Microsoft’s passwordless plans let users switch to app-based login
This isn't just logging into PCs, it's logging into online services as well, Prof Woodward.
According to BBC, the technology giant made passwordless accounts available for business users of its products in March. And that system is now being made available to all Microsoft or Windows users. It said, “nearly 100% of our employees” were already using the new, more secure system for their corporate accounts.
If passwordless login is enabled, users re-logging into a Microsoft account will be asked to give their fingerprint, or other secure unlock, on their mobile phone. And this is far more secure than using passwords, which can be guessed or stolen, according to Microsoft.
Windows users will still be able to use quick-login features such as a Pin code, though. Some rare exceptions will still need passwords, such as Office 2010, Xbox 360 consoles, and Windows 8.1 or earlier machines.
If access to the authenticator app is lost backup options can be used, including, Windows Hello facial recognition, which requires a compatible laptop or special camera, physical security key, which must be used on the device logging in, and Short Message Service (SMS) or email codes

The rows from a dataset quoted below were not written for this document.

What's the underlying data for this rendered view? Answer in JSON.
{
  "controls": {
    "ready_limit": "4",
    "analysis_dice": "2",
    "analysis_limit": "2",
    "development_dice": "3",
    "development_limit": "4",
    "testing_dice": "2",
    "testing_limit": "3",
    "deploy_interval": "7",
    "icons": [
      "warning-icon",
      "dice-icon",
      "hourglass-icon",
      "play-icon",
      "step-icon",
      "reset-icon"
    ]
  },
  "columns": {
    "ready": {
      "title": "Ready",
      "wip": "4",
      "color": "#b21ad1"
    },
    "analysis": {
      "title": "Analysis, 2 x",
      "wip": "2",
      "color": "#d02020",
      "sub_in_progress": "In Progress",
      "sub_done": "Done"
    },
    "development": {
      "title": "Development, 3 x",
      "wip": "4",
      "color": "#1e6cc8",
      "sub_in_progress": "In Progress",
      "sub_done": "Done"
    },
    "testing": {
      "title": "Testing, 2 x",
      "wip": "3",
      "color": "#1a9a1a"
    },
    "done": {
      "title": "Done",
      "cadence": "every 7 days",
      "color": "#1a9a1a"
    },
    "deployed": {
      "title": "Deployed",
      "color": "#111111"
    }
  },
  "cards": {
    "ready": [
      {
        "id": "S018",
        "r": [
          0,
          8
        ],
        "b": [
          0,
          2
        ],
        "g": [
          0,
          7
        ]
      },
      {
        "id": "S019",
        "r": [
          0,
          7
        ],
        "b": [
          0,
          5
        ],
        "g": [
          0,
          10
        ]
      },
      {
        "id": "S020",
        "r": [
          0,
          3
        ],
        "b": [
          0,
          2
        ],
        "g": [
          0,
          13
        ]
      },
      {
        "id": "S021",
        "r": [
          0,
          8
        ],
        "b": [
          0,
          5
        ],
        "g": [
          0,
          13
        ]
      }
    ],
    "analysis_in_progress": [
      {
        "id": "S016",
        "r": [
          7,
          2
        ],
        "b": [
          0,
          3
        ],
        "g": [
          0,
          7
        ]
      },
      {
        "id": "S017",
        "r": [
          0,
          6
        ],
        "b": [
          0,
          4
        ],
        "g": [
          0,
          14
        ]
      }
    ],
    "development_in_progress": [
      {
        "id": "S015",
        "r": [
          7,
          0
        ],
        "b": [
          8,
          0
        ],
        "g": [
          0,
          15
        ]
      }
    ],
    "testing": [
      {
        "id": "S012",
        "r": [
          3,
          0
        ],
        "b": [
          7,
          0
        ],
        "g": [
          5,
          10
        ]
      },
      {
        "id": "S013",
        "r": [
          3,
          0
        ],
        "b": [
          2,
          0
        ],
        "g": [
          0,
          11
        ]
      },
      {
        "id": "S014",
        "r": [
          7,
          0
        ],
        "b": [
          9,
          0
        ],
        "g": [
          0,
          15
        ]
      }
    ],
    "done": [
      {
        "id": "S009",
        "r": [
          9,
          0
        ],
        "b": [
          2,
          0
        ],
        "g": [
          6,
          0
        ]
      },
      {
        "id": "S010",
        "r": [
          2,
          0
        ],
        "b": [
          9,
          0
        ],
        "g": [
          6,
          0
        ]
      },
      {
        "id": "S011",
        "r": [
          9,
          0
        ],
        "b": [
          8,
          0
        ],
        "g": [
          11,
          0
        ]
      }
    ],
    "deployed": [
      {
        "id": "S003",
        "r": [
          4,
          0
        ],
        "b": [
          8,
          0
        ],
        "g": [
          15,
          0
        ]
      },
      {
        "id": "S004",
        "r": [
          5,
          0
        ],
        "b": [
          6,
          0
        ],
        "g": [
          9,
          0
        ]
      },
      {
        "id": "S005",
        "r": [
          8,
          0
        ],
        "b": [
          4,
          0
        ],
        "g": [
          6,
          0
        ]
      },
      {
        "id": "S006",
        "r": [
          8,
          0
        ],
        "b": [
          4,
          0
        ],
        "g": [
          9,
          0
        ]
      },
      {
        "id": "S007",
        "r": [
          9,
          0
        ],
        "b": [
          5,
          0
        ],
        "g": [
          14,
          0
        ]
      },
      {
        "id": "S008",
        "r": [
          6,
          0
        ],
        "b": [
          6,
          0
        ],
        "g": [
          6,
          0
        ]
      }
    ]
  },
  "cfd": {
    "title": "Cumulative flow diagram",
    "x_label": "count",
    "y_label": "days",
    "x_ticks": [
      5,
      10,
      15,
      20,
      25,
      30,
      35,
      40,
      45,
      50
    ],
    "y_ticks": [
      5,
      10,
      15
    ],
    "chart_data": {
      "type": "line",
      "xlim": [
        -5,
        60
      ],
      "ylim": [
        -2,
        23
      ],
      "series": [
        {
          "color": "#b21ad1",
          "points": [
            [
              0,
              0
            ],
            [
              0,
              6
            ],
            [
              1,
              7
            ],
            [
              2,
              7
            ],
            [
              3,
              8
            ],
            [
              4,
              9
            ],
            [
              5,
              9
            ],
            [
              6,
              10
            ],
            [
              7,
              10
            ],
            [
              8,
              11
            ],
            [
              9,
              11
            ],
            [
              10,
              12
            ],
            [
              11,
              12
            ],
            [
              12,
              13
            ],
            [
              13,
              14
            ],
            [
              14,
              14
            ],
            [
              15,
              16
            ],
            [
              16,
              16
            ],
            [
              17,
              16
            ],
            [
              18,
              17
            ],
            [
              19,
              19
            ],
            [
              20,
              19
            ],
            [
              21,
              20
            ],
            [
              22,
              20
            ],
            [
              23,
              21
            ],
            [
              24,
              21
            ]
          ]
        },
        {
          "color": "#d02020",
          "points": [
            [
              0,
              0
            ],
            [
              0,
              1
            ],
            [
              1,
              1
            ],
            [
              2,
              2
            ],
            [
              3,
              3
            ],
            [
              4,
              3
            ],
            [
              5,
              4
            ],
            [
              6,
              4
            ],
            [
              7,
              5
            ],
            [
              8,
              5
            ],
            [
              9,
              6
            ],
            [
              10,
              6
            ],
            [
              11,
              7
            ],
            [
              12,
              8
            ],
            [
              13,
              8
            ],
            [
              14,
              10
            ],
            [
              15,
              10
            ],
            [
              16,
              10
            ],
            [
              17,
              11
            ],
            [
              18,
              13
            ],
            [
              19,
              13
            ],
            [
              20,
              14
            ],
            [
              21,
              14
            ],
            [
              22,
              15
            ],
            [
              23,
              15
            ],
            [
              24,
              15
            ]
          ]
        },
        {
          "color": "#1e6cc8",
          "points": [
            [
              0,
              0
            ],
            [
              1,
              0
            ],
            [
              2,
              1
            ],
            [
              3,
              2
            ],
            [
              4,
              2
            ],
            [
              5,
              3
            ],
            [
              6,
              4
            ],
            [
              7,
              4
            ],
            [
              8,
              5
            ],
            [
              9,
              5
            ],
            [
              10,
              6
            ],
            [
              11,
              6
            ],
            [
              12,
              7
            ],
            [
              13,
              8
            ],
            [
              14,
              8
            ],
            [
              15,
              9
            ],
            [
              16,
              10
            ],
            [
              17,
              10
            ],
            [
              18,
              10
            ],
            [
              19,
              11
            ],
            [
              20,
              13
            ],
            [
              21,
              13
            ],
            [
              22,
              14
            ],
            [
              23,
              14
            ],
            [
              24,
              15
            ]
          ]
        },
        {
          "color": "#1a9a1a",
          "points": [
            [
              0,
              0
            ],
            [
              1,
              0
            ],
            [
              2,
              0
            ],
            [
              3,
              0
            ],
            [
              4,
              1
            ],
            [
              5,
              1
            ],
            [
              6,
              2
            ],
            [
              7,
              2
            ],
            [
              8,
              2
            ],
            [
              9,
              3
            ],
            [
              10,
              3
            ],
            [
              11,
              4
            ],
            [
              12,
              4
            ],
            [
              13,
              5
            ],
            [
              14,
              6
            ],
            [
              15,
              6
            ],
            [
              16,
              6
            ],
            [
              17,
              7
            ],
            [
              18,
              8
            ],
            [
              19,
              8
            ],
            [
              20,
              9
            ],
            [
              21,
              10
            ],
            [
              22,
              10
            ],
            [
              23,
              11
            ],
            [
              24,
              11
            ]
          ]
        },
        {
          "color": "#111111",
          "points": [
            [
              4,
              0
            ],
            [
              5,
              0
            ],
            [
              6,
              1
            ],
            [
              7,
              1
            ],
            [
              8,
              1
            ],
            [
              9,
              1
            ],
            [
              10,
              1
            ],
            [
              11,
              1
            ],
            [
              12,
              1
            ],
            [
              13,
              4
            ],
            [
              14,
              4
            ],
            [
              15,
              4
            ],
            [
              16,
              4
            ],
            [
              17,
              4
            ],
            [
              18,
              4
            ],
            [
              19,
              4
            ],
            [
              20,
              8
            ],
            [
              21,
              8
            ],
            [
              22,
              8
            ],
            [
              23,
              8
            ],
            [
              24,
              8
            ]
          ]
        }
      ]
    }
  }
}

Microsoft says security-conscious users who have two-factor authentication set up will need to have access to two different recovery methods.
Prof Alan Woodward, part of a research team investigating passwordless authentication, at the University of Surrey, called it “quite a bold step from Microsoft”.
This isn’t just logging into PCs, it’s logging into online services as well, Prof Woodward said.
The new passwordless feature greets users with a box saying: “A passwordless account reduces the risk of phishing and password attacks.”
And once the feature is set up, a confirmation tells users: “You have increased the security of your account and improved your sign-in experience by removing your password”.
Microsoft laid out its reasons for the new system in a series of blog posts.
Security vice-president Vasu Jakkal wrote: “Passwords are incredibly inconvenient to create, remember, and manage across all the accounts in our lives. We are expected to create complex and unique passwords, remember them, and change them frequently – but nobody likes doing that.”